Senior Jacob Pierson's father, Lindsay Pierson, was very generous in his donation of three round concrete slabs for the foundation of the tables and benches. Mr. Pierson donated materials and labor for the project. One Saturday students and crew cut sod and prepared the ground for the concrete. T-shirts for the event were donated by Katie Troxell's parents and were printed with: "I Moved the Mud." The following Saturday students helped the crew pour the slabs. The stone furniture was purchased from Carlos Amato, Denver, with a considerable discount.

Dedication of the 2003 Senior Class Gift was held Tuesday, May 20, 2003 in the courtyard at Poudre High School.

Senior Class Council members included: Katie Troxell, Heather Johnson, and Morgan Taylor. Faculty Advisors included: Shawn Niedenzu, Mike Zenther, Rich Hayek, and Marcie Lewis.

back to top

 

2002

This year's Senior Class Gift was the fountain and pond installed in the courtyard in the middle of the school.

back to top

 

2001

This year's Senior Class Gift was a clock in the front hall. Below the clock are the metal letters PHS with the names of the students who graduated this year.

back to top

 

2000

This year's Senior Class Gift was a stained glass piece of an impala above the main entrance.

back to top

 

1998

This year's Senior Class Gift was a stepping stone in the front of the school. The quote by Henry Ford reads: "Coming together is a beginning; keeping together is progress; working together is success."

back to top


1995

This year's Senior Class Gift was what we call the River Wall. To celebrate Poudre High School's 30th anniversary and to commemorate or new building, four alumni artists created the River Wall sculpture:

Bruce Gueswel, class of 1980, professional artist, sculptor

Barbara (Lillyblade) Breen, class of 1969, prodessional art educator and painter

Christine (Lillyblade) Martell, class of 1967, professional artist and printmaker

Jerry Hubka, class of 1966, professional art educator, potter and painter

The 22 bronze plaques are the artists' symbolic representation of the Poudre River and the turbulent, complex temperament of the waters. The River Wall was created by four alumni artists for the expansion and remodel of Poudre High School in 1994-1995. It commemorates the "new building" and celebrates the 30th anniversary of Poudre High School.

The River Wall sculpture was created to represent and honor our namesake, the wild and scenic Cache la Poudre. The Poudre River originates at the Continental Divide between Grand Lake and trail Ridge, and eventually joins the South Platte River east of Fort Collins.

In the 19th century, French trappers of this region would store their gun powder in secret caves on the banks of this wild river to keep it safe and dry. Cache la Poudre is French for "hide the powder."

The quote, "Eventually, all things merge into one, and a river runs through it," from the book by Norman Maclean, was chosen to accompany the sculpture because of the symbolic reference to our namesake river and its meaningful significance to education as an ever flowing pathway of change and lifelong learning. For just as the river and seasons change, so does the pathway of lifelong learning. The bronze quote was a gift from the graduation class of 1994.

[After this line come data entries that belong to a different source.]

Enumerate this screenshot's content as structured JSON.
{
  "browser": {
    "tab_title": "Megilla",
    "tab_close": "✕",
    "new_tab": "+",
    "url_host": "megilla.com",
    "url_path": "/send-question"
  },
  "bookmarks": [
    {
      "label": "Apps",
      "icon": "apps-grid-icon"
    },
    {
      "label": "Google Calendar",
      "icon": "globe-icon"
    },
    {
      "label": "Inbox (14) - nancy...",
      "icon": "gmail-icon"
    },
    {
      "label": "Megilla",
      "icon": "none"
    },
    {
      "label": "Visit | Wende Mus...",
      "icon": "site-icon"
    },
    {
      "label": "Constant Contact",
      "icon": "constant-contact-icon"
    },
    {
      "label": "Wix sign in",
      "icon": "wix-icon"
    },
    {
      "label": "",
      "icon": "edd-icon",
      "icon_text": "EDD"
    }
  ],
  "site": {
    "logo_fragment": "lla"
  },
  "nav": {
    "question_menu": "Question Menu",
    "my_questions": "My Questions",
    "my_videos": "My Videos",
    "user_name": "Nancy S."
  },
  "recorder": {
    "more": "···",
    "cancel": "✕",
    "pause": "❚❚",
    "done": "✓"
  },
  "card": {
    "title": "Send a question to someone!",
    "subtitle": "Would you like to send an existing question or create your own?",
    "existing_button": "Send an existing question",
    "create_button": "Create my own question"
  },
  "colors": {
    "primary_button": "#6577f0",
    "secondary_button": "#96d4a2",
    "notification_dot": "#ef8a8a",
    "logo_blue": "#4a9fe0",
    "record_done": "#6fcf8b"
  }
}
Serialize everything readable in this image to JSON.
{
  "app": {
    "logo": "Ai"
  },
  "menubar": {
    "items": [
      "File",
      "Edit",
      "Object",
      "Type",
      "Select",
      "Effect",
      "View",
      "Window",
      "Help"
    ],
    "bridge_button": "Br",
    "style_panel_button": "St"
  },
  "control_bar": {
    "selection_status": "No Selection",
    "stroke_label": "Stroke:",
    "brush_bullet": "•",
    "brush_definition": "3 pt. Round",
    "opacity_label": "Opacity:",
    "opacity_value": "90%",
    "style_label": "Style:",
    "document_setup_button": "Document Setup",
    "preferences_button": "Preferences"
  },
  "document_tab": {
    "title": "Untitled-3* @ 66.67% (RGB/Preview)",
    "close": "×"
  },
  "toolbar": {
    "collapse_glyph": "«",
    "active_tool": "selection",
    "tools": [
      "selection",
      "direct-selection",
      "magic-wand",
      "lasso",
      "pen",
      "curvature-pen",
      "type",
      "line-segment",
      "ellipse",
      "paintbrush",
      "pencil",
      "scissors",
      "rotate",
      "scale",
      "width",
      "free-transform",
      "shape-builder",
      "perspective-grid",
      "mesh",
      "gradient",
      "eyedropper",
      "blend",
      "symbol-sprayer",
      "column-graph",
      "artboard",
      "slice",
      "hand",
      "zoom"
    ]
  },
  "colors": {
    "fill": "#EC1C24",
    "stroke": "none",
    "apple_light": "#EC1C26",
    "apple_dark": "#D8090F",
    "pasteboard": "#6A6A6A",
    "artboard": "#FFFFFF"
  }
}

1994

A bronze plaque of the quote, "Eventually, all things merge into one, and a river runs through it," from the book by Norman Maclean, was a gift from the class of 1994.  It was chosen to accompany the River Wall sculpture, the gift from the class of 1995, because of the symbolic reference to our namesake river and its meaningful significance to education as an ever flowing pathway of change and lifelong learning. For just as the river and seasons change, so does the pathway of lifelong learning.

back to top